According to the suit, Pennsylvania lawmakers have been on notice since at least 2006 that public education required approximately $4.4 billion in additional funding in order for all schools to meet the state’s academic standards and assessments.

The petitioners pointed to U.S. Census data that ranks Pennsylvania 44th in the nation in terms of state funding with just 38 percent. They say this leaves districts heavily reliant on generating funds from local wealth and sets up a system where rich communities thrive and poor communities are left behind.

This funding gap disproportionally impacts students of color, the petitioners say, with 50 percent of Black students and 40 percent of Latino students attending schools in the lowest 20 percent of local districts, according to the Daily Times report.

“Pennsylvania schools have been described as among the most racially segregated and highly inequitable in the nation,” said petitioner Rev. Kenneth Huston, president of the NAACP Pennsylvania State Conference. “Generations of Black and brown students have attended underfunded schools and been deprived of educational opportunities, which has narrowed and limited their futures. The NAACP Pennsylvania State Conference joined this lawsuit in 2014 because we will not allow lawmakers to perpetuate this harmful school funding system that upends the lives and futures of Black children.”

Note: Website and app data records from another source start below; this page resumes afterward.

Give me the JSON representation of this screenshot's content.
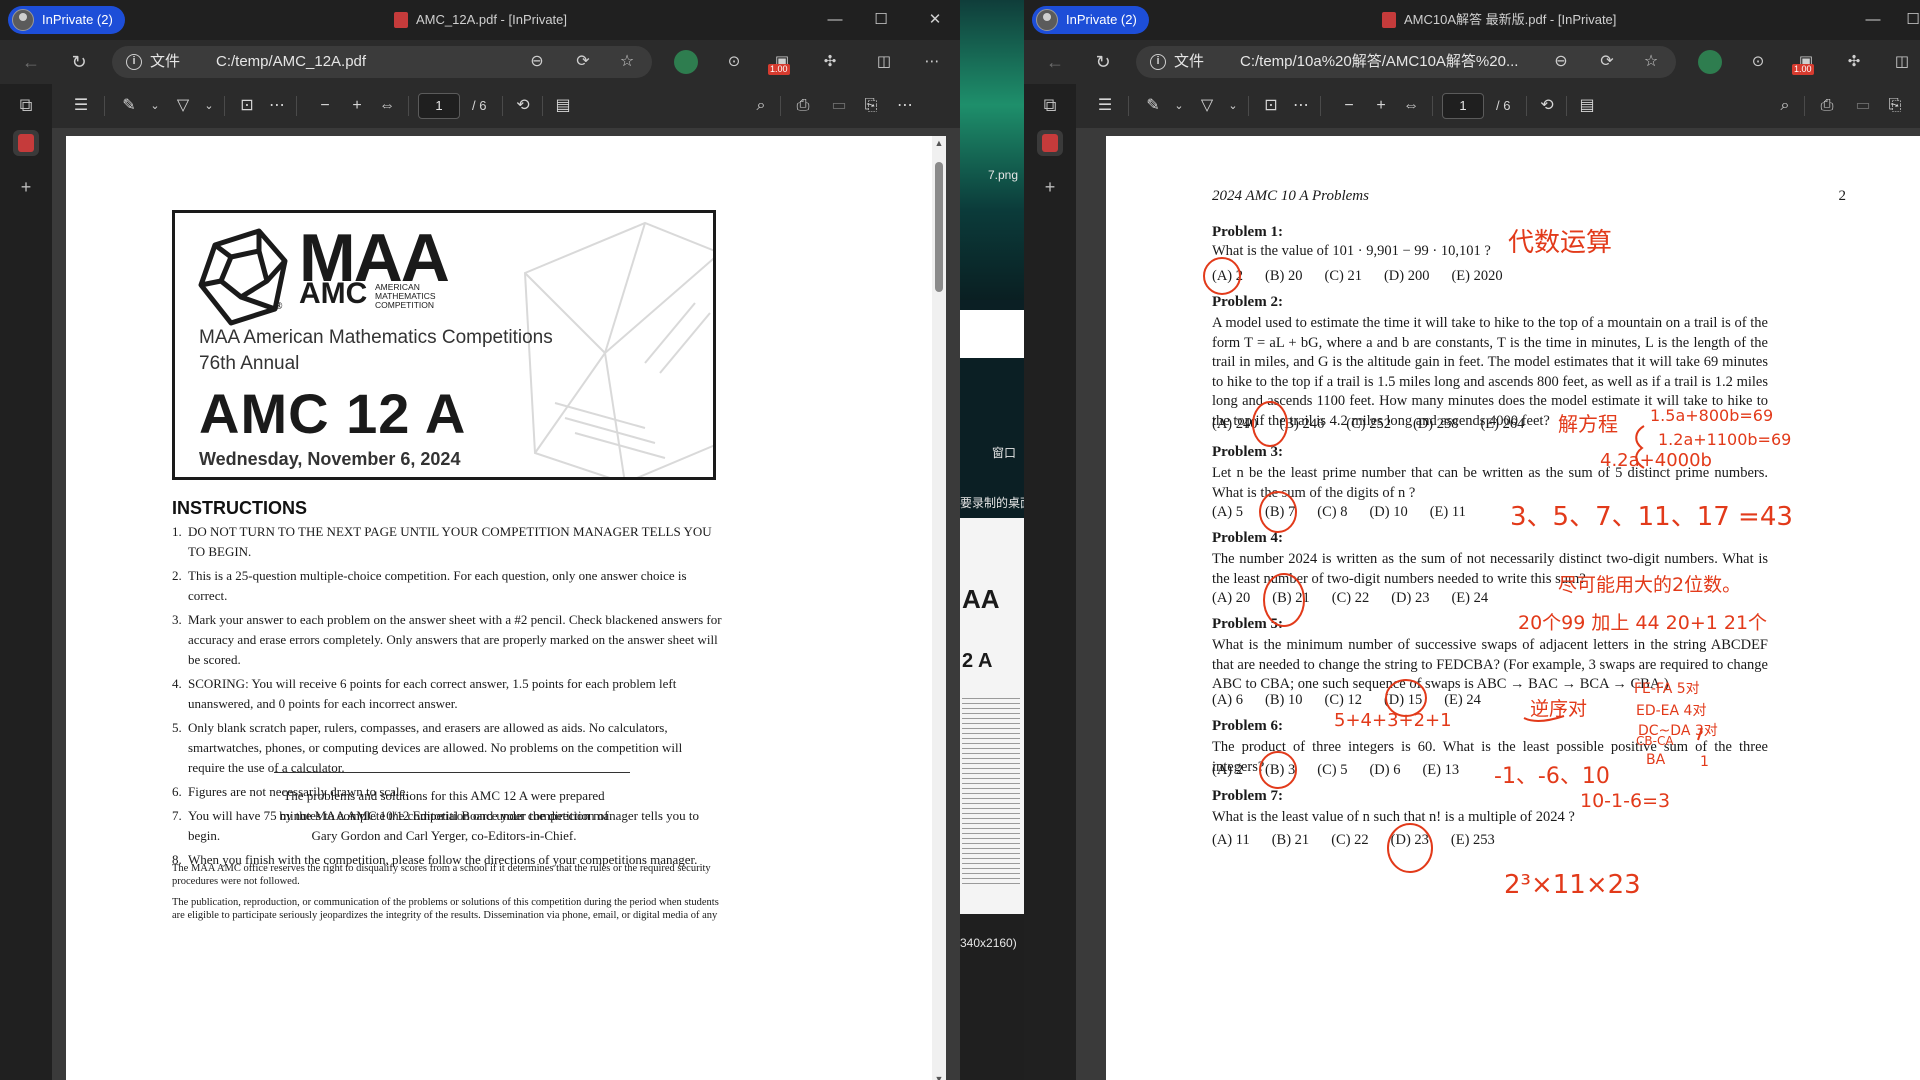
{
  "left_window": {
    "inprivate_label": "InPrivate (2)",
    "tab_title": "AMC_12A.pdf - [InPrivate]",
    "url_scheme": "文件",
    "url_path": "C:/temp/AMC_12A.pdf",
    "ext_badge": "1.00",
    "toolbar": {
      "page_current": "1",
      "page_total": "/ 6"
    },
    "document": {
      "org_logo_big": "MAA",
      "org_logo_small": "AMC",
      "org_logo_sub": "AMERICAN MATHEMATICS COMPETITION",
      "competitions_line": "MAA American Mathematics Competitions",
      "annual_line": "76th Annual",
      "title": "AMC 12 A",
      "date": "Wednesday, November 6, 2024",
      "instructions_heading": "INSTRUCTIONS",
      "instructions": [
        "DO NOT TURN TO THE NEXT PAGE UNTIL YOUR COMPETITION MANAGER TELLS YOU TO BEGIN.",
        "This is a 25-question multiple-choice competition. For each question, only one answer choice is correct.",
        "Mark your answer to each problem on the answer sheet with a #2 pencil. Check blackened answers for accuracy and erase errors completely. Only answers that are properly marked on the answer sheet will be scored.",
        "SCORING: You will receive 6 points for each correct answer, 1.5 points for each problem left unanswered, and 0 points for each incorrect answer.",
        "Only blank scratch paper, rulers, compasses, and erasers are allowed as aids. No calculators, smartwatches, phones, or computing devices are allowed. No problems on the competition will require the use of a calculator.",
        "Figures are not necessarily drawn to scale.",
        "You will have 75 minutes to complete the competition once your competition manager tells you to begin.",
        "When you finish with the competition, please follow the directions of your competitions manager."
      ],
      "prepared_lines": [
        "The problems and solutions for this AMC 12 A were prepared",
        "by the MAA AMC 10/12 Editorial Board under the direction of",
        "Gary Gordon and Carl Yerger, co-Editors-in-Chief."
      ],
      "fine_print_1": "The MAA AMC office reserves the right to disqualify scores from a school if it determines that the rules or the required security procedures were not followed.",
      "fine_print_2": "The publication, reproduction, or communication of the problems or solutions of this competition during the period when students are eligible to participate seriously jeopardizes the integrity of the results. Dissemination via phone, email, or digital media of any"
    }
  },
  "middle_strip": {
    "file_label": "7.png",
    "window_label": "窗口",
    "record_label": "要录制的桌面",
    "thumb_logo": "AA",
    "thumb_title": "2 A",
    "resolution_label": "340x2160)"
  },
  "right_window": {
    "inprivate_label": "InPrivate (2)",
    "tab_title": "AMC10A解答 最新版.pdf - [InPrivate]",
    "url_scheme": "文件",
    "url_path": "C:/temp/10a%20解答/AMC10A解答%20...",
    "ext_badge": "1.00",
    "toolbar": {
      "page_current": "1",
      "page_total": "/ 6"
    },
    "document": {
      "header": "2024 AMC 10 A Problems",
      "page_number": "2",
      "problems": [
        {
          "title": "Problem 1:",
          "text": "What is the value of 101 · 9,901 − 99 · 10,101 ?",
          "choices": [
            "(A) 2",
            "(B) 20",
            "(C) 21",
            "(D) 200",
            "(E) 2020"
          ]
        },
        {
          "title": "Problem 2:",
          "text": "A model used to estimate the time it will take to hike to the top of a mountain on a trail is of the form T = aL + bG, where a and b are constants, T is the time in minutes, L is the length of the trail in miles, and G is the altitude gain in feet. The model estimates that it will take 69 minutes to hike to the top if a trail is 1.5 miles long and ascends 800 feet, as well as if a trail is 1.2 miles long and ascends 1100 feet. How many minutes does the model estimate it will take to hike to the top if the trail is 4.2 miles long and ascends 4000 feet?",
          "choices": [
            "(A) 240",
            "(B) 246",
            "(C) 252",
            "(D) 258",
            "(E) 264"
          ]
        },
        {
          "title": "Problem 3:",
          "text": "Let n be the least prime number that can be written as the sum of 5 distinct prime numbers. What is the sum of the digits of n ?",
          "choices": [
            "(A) 5",
            "(B) 7",
            "(C) 8",
            "(D) 10",
            "(E) 11"
          ]
        },
        {
          "title": "Problem 4:",
          "text": "The number 2024 is written as the sum of not necessarily distinct two-digit numbers. What is the least number of two-digit numbers needed to write this sum?",
          "choices": [
            "(A) 20",
            "(B) 21",
            "(C) 22",
            "(D) 23",
            "(E) 24"
          ]
        },
        {
          "title": "Problem 5:",
          "text": "What is the minimum number of successive swaps of adjacent letters in the string ABCDEF that are needed to change the string to FEDCBA? (For example, 3 swaps are required to change ABC to CBA; one such sequence of swaps is ABC → BAC → BCA → CBA.)",
          "choices": [
            "(A) 6",
            "(B) 10",
            "(C) 12",
            "(D) 15",
            "(E) 24"
          ]
        },
        {
          "title": "Problem 6:",
          "text": "The product of three integers is 60. What is the least possible positive sum of the three integers?",
          "choices": [
            "(A) 2",
            "(B) 3",
            "(C) 5",
            "(D) 6",
            "(E) 13"
          ]
        },
        {
          "title": "Problem 7:",
          "text": "What is the least value of n such that n! is a multiple of 2024 ?",
          "choices": [
            "(A) 11",
            "(B) 21",
            "(C) 22",
            "(D) 23",
            "(E) 253"
          ]
        }
      ],
      "annotations": {
        "p1_note": "代数运算",
        "p2_note": "解方程",
        "p2_eq1": "1.5a+800b=69",
        "p2_eq2": "1.2a+1100b=69",
        "p2_eq3": "4.2a+4000b",
        "p3_note": "3、5、7、11、17 =43",
        "p4_note": "尽可能用大的2位数。",
        "p4_work": "20个99 加上 44    20+1  21个",
        "p5_fe": "FE-FA 5对",
        "p5_ed": "ED-EA 4对",
        "p5_dc": "DC~DA 3对",
        "p5_cb": "CB-CA",
        "p5_ba": "BA",
        "p5_one": "1",
        "p5_note": "逆序对",
        "p5_sum": "5+4+3+2+1",
        "p6_note": "-1、-6、10",
        "p6_calc": "10-1-6=3",
        "p7_note": "2³×11×23"
      }
    }
  }
}
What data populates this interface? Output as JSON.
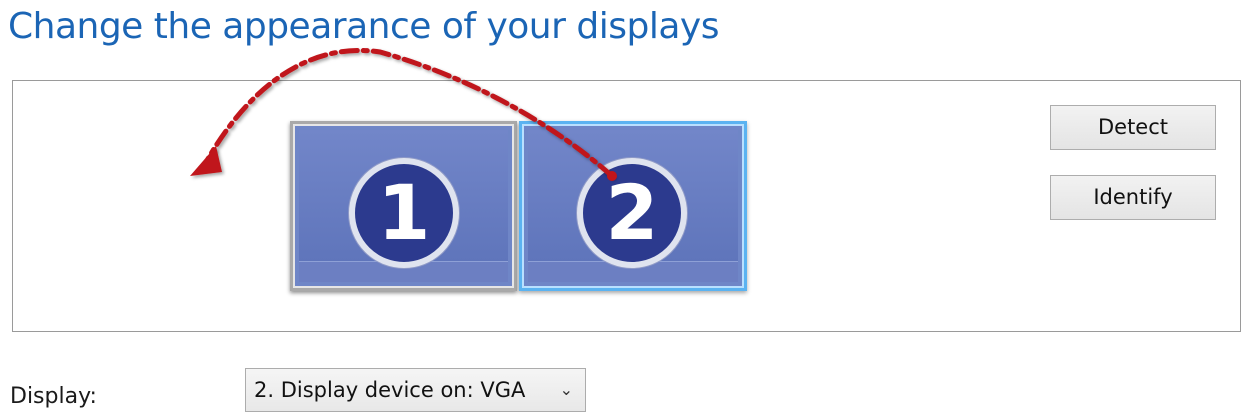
{
  "page": {
    "title": "Change the appearance of your displays"
  },
  "arrangement": {
    "monitors": [
      {
        "number": "1",
        "selected": false
      },
      {
        "number": "2",
        "selected": true
      }
    ],
    "detect_label": "Detect",
    "identify_label": "Identify",
    "annotation": {
      "type": "dashed-arrow",
      "color": "#c0151a",
      "from": "monitor-2",
      "to": "left-of-monitor-1"
    }
  },
  "display_setting": {
    "label": "Display:",
    "selected_value": "2. Display device on: VGA",
    "chevron_icon": "chevron-down-icon"
  },
  "colors": {
    "title": "#1b65b5",
    "monitor_selected_border": "#5bb3f1",
    "badge": "#2c3a8e"
  }
}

The spotlight on a trial date comes at a time of increasing push for fair school funding in Pennsylvania. But even as more citizens, school officials and lawmakers join the movement, there is widespread recognition that it won’t move forward in the current political environment in Harrisburg.

Montgomery County Republican state Sen. Bob Mensch spoke on the political reality that drives the disparity during a recent fair funding forum by the Lansdale branch of the American Association of University Women.

Mensch elaborated on the “hold harmless” clause, which allows that no school district receive less in state funding than it did the year before. He said that nine of the 11 school districts in the region he represents suffer in funding dollars because of the clause, which he has proposed amending.

“They probably receive, on average, 18 percent of their total school funding from the state, through the basic education formula -- which translates to 82 percent they need from property taxes,” Mensch said. “The school districts that are west of the Susquehanna (River), and north of I-80, are benefitting from hold harmless — they’re probably 82 percent funded through the state, and relatively small impacts from property taxes.”

Mensch said his proposal is “a hard sell, because I have 25 percent of the legislature that would want to support it, and 75 percent of the legislature that probably does not want to see hold harmless changed.”

That reality brings fair funding advocates back to seeing the lawsuit’s day in court as their best hope for reform. Proponents won an important victory in 2017 when state Supreme Court Justice David Wecht remanded the case to allow arguments on the state Constitution’s guarantee of a “fundamental right to an education.”

In that context, the lawsuit if successful could result in a massive overhaul of how public schools are funded by shifting the burden from local taxes to statewide funding distributed by need.

Solution by court order is not ideal, but Pennsylvanians have waited decades for the legislature to fix this longstanding issue. Now, the wait is until September; many are watching.

— From the Reading Eagle editors.